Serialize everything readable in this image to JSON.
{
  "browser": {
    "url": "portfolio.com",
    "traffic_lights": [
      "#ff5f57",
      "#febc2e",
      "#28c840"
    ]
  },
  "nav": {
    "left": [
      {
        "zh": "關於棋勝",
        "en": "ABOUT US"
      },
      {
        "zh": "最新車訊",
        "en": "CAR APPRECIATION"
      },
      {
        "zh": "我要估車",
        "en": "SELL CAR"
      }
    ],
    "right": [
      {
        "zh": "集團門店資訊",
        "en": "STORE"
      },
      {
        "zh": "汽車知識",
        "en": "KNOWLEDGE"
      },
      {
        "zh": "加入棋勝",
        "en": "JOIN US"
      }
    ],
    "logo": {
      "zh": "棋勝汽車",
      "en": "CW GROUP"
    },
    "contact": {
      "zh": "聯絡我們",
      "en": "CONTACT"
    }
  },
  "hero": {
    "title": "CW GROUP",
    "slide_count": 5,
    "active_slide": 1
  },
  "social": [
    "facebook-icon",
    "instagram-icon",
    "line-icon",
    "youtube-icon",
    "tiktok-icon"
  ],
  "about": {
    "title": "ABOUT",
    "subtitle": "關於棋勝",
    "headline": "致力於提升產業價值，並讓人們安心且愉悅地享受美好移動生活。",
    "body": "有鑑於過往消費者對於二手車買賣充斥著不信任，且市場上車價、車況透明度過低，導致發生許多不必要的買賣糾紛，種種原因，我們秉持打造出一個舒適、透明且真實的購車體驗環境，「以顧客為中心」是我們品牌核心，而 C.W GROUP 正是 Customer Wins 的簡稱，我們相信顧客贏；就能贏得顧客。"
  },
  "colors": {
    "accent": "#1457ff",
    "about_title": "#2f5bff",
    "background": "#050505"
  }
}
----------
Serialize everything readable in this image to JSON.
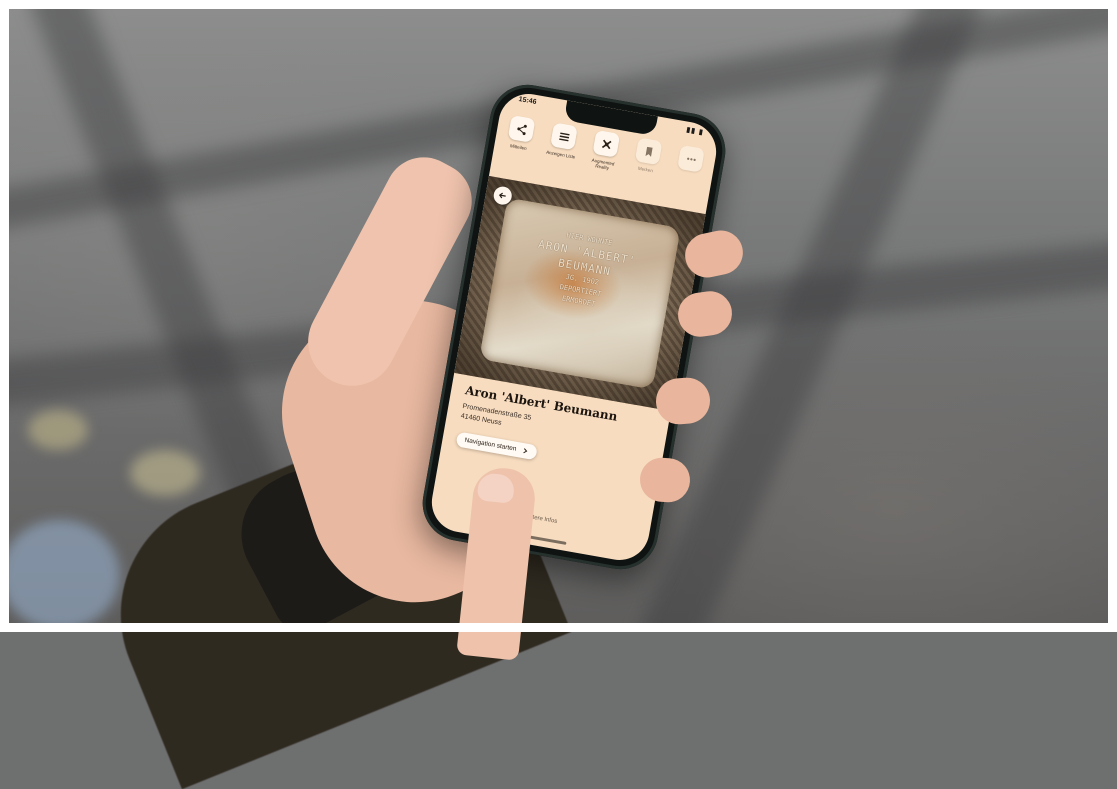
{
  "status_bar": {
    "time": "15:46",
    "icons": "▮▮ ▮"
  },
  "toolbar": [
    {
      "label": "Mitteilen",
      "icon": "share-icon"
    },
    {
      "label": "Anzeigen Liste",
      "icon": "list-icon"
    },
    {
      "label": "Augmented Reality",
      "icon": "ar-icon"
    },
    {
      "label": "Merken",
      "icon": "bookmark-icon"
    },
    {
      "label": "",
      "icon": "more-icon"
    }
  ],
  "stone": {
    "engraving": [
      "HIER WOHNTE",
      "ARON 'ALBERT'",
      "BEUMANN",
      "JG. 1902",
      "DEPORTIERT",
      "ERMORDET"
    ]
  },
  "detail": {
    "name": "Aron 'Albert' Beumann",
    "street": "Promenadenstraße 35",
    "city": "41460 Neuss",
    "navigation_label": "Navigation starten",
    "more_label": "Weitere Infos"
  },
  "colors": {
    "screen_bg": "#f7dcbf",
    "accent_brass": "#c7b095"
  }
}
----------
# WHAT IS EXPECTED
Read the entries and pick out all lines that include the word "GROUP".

# OUTPUT FOR THIS TASK
      "en": "CW GROUP"
    "title": "CW GROUP",
    "body": "有鑑於過往消費者對於二手車買賣充斥著不信任，且市場上車價、車況透明度過低，導致發生許多不必要的買賣糾紛，種種原因，我們秉持打造出一個舒適、透明且真實的購車體驗環境，「以顧客為中心」是我們品牌核心，而 C.W GROUP 正是 Customer Wins 的簡稱，我們相信顧客贏；就能贏得顧客。"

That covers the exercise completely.